Mar 12, 2017
As I expected, my commentary from the field prompted sharp responses such as this one from Kent Stones:
"You stated that for the last ten years you have subscribed to the theory of man influenced global warming. My question is if this is settled science in your view, why would you not be contributing to the solution by adopting a lower carbon dioxide emitting cultural practice on your own farm i.e. no-till. Or is the solution someone else's problem?"
Thanks for the question, Kent and send me an address for your mug. I thought I knew the answer to your question but my research surprised me. Let's deal just with the carbon sequestration issue today. The best information I could find was from a 2014 study at the University of Illinois. It was a meta-study, or a compilation of all available work to date.

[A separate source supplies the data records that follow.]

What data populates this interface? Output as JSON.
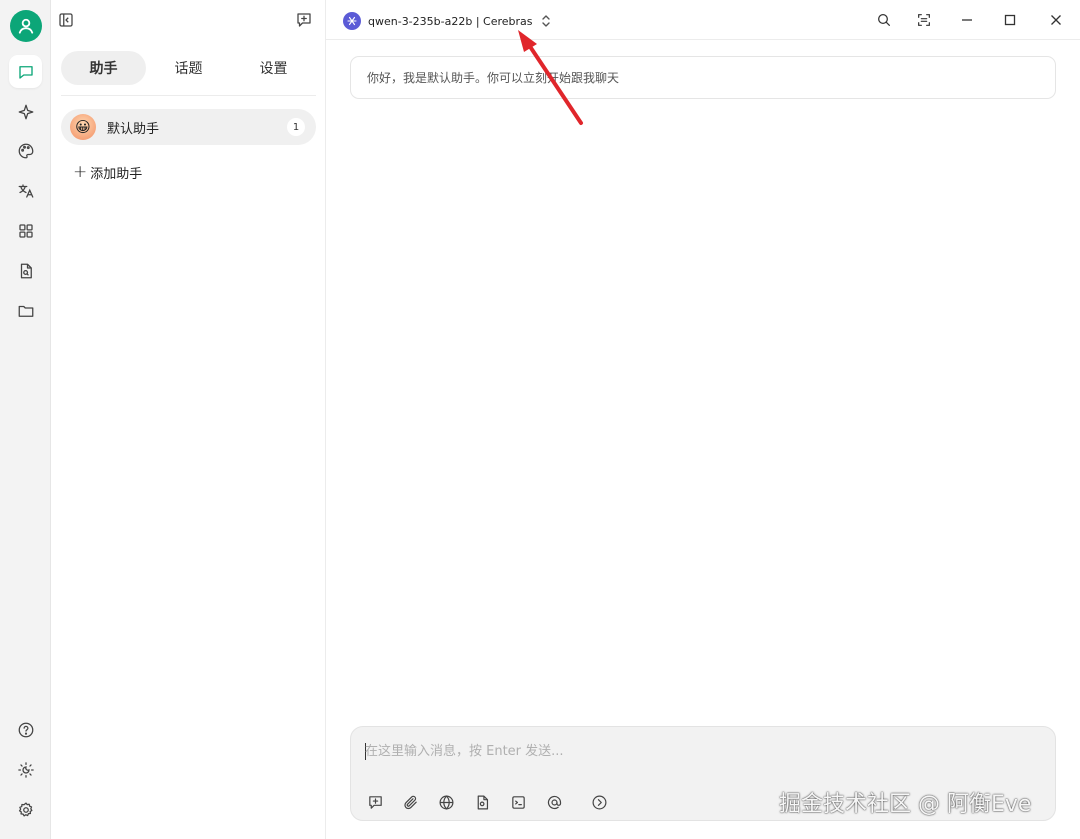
{
  "sidebar": {
    "tabs": [
      {
        "label": "助手",
        "active": true
      },
      {
        "label": "话题",
        "active": false
      },
      {
        "label": "设置",
        "active": false
      }
    ],
    "assistants": [
      {
        "name": "默认助手",
        "count": "1"
      }
    ],
    "add_assistant_label": "添加助手"
  },
  "topbar": {
    "model_label": "qwen-3-235b-a22b | Cerebras"
  },
  "chat": {
    "welcome_message": "你好，我是默认助手。你可以立刻开始跟我聊天"
  },
  "composer": {
    "placeholder": "在这里输入消息，按 Enter 发送..."
  },
  "watermark": "掘金技术社区 @ 阿衡Eve",
  "colors": {
    "accent": "#0ca678",
    "model_logo": "#5b5bd6",
    "annotation_arrow": "#e0262b"
  },
  "icons": {
    "rail": [
      "user-icon",
      "chat-icon",
      "sparkle-icon",
      "palette-icon",
      "translate-icon",
      "apps-icon",
      "file-search-icon",
      "folder-icon",
      "help-icon",
      "theme-icon",
      "settings-icon"
    ],
    "composer_toolbar": [
      "new-topic-icon",
      "attachment-icon",
      "globe-icon",
      "knowledge-icon",
      "terminal-icon",
      "mention-icon",
      "expand-icon"
    ]
  }
}
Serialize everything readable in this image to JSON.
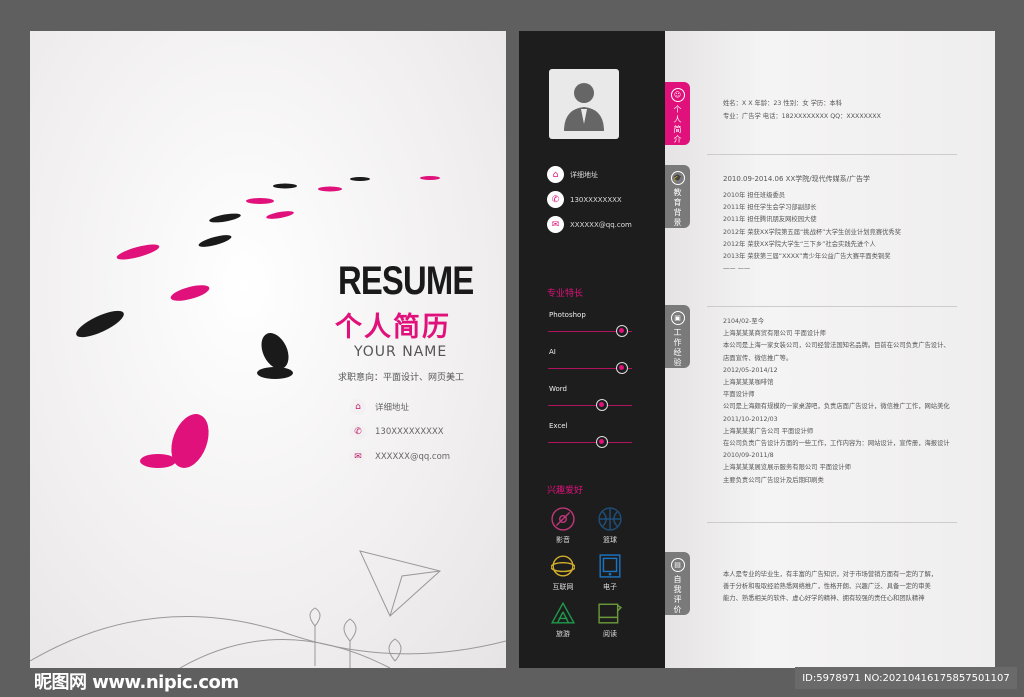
{
  "cover": {
    "resume": "RESUME",
    "title_cn": "个人简历",
    "name": "YOUR NAME",
    "intent": "求职意向：平面设计、网页美工",
    "contacts": [
      {
        "icon": "home-icon",
        "text": "详细地址"
      },
      {
        "icon": "phone-icon",
        "text": "130XXXXXXXXX"
      },
      {
        "icon": "mail-icon",
        "text": "XXXXXX@qq.com"
      }
    ]
  },
  "sidebar": {
    "contacts": [
      {
        "icon": "home-icon",
        "text": "详细地址"
      },
      {
        "icon": "phone-icon",
        "text": "130XXXXXXXX"
      },
      {
        "icon": "mail-icon",
        "text": "XXXXXX@qq.com"
      }
    ],
    "skills_title": "专业特长",
    "skills": [
      {
        "name": "Photoshop",
        "level": 0.88
      },
      {
        "name": "AI",
        "level": 0.88
      },
      {
        "name": "Word",
        "level": 0.64
      },
      {
        "name": "Excel",
        "level": 0.64
      }
    ],
    "hobbies_title": "兴趣爱好",
    "hobbies": [
      {
        "label": "影音",
        "icon": "disc-icon",
        "color": "#c0367a"
      },
      {
        "label": "篮球",
        "icon": "basketball-icon",
        "color": "#1d4f7a"
      },
      {
        "label": "互联网",
        "icon": "globe-icon",
        "color": "#d4b02a"
      },
      {
        "label": "电子",
        "icon": "tablet-icon",
        "color": "#1a74c0"
      },
      {
        "label": "旅游",
        "icon": "tent-icon",
        "color": "#1f9a4a"
      },
      {
        "label": "阅读",
        "icon": "book-icon",
        "color": "#6a9a3a"
      }
    ]
  },
  "tabs": [
    {
      "label": "个人简介",
      "icon": "person-icon",
      "active": true
    },
    {
      "label": "教育背景",
      "icon": "graduation-cap-icon"
    },
    {
      "label": "工作经验",
      "icon": "briefcase-icon"
    },
    {
      "label": "自我评价",
      "icon": "note-icon"
    }
  ],
  "profile": {
    "line1": "姓名：X X      年龄：23      性别：女      学历：本科",
    "line2": "专业：广告学    电话：182XXXXXXXX      QQ：XXXXXXXX"
  },
  "education": {
    "header": "2010.09-2014.06      XX学院/现代传媒系/广告学",
    "items": [
      "2010年    担任班级委员",
      "2011年    担任学生会学习部副部长",
      "2011年    担任腾讯朋友网校园大使",
      "2012年    荣获XX学院第五届“挑战杯”大学生创业计划竞赛优秀奖",
      "2012年    荣获XX学院大学生“三下乡”社会实践先进个人",
      "2013年    荣获第三届“XXXX”青少年公益广告大赛平面类铜奖",
      "—— ——"
    ]
  },
  "work": [
    "2104/02-至今",
    "上海某某某商贸有限公司    平面设计师",
    "本公司是上海一家女装公司，公司经营法国知名品牌。目前在公司负责广告设计、",
    "店面宣传、微信推广等。",
    "2012/05-2014/12",
    "上海某某某咖啡馆",
    "平面设计师",
    "公司是上海颇有规模的一家桌游吧，负责店面广告设计，微信推广工作，网站美化",
    "2011/10-2012/03",
    "上海某某某广告公司    平面设计师",
    "在公司负责广告设计方面的一些工作，工作内容为：网站设计，宣传册，海报设计",
    "2010/09-2011/8",
    "上海某某某展览展示服务有限公司  平面设计师",
    "主要负责公司广告设计及后期印刷类"
  ],
  "self_eval": [
    "本人是专业的毕业生，有丰富的广告知识，对于市场营销方面有一定的了解，",
    "善于分析和吸取经验熟悉网络推广，性格开朗、兴趣广泛、具备一定的审美",
    "能力、熟悉相关的软件、虚心好学的精神、拥有较强的责任心和团队精神"
  ],
  "watermark": {
    "site": "昵图网 www.nipic.com",
    "id": "ID:5978971 NO:20210416175857501107"
  },
  "colors": {
    "accent": "#e0117a",
    "dark": "#1e1d1e"
  }
}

The conclusion was that while no-till may increase the soil-organic carbon (SOC) in the top few inches, the lower layers are a different story.
The summary by lead soil scientist Ken Olson was:
"The subsurface layers also need to be sampled and tested to the depth of rooting, or 1 or 2 meters. That no-till subsurface layer is often losing more soil organic carbon stock over time than is gained in the surface layer."
One important note is Olson stresses using cover crops could improve sequestration, but much more research needs to be done on that factor.
To be sure, conventional tillage was not better, but wasn't much worse either. In fact, the most generous sequestration claim I found for no-till is under one ton per acre.
Actual field fuel use is much less. We average about 4 gallons of diesel per acre per year. No-till might cut this in half, dropping emissions by about 40 pounds per acre. This is not trivial, but it is not the whole answer either. Even if all the cropland in the US could sequester 1 ton per acre, our sector, which generates 9% of emissions, would approach zero net emissions.
Larger reductions can be made faster by decreasing fossil fuel-electricity use with solar power, for example, or driving higher mileage vehicles.
I will talk about greenhouse gas accounting another time, but the short version is the decision to no-till can be made for many reasons. Carbon sequestration does not appear to be one of the most important.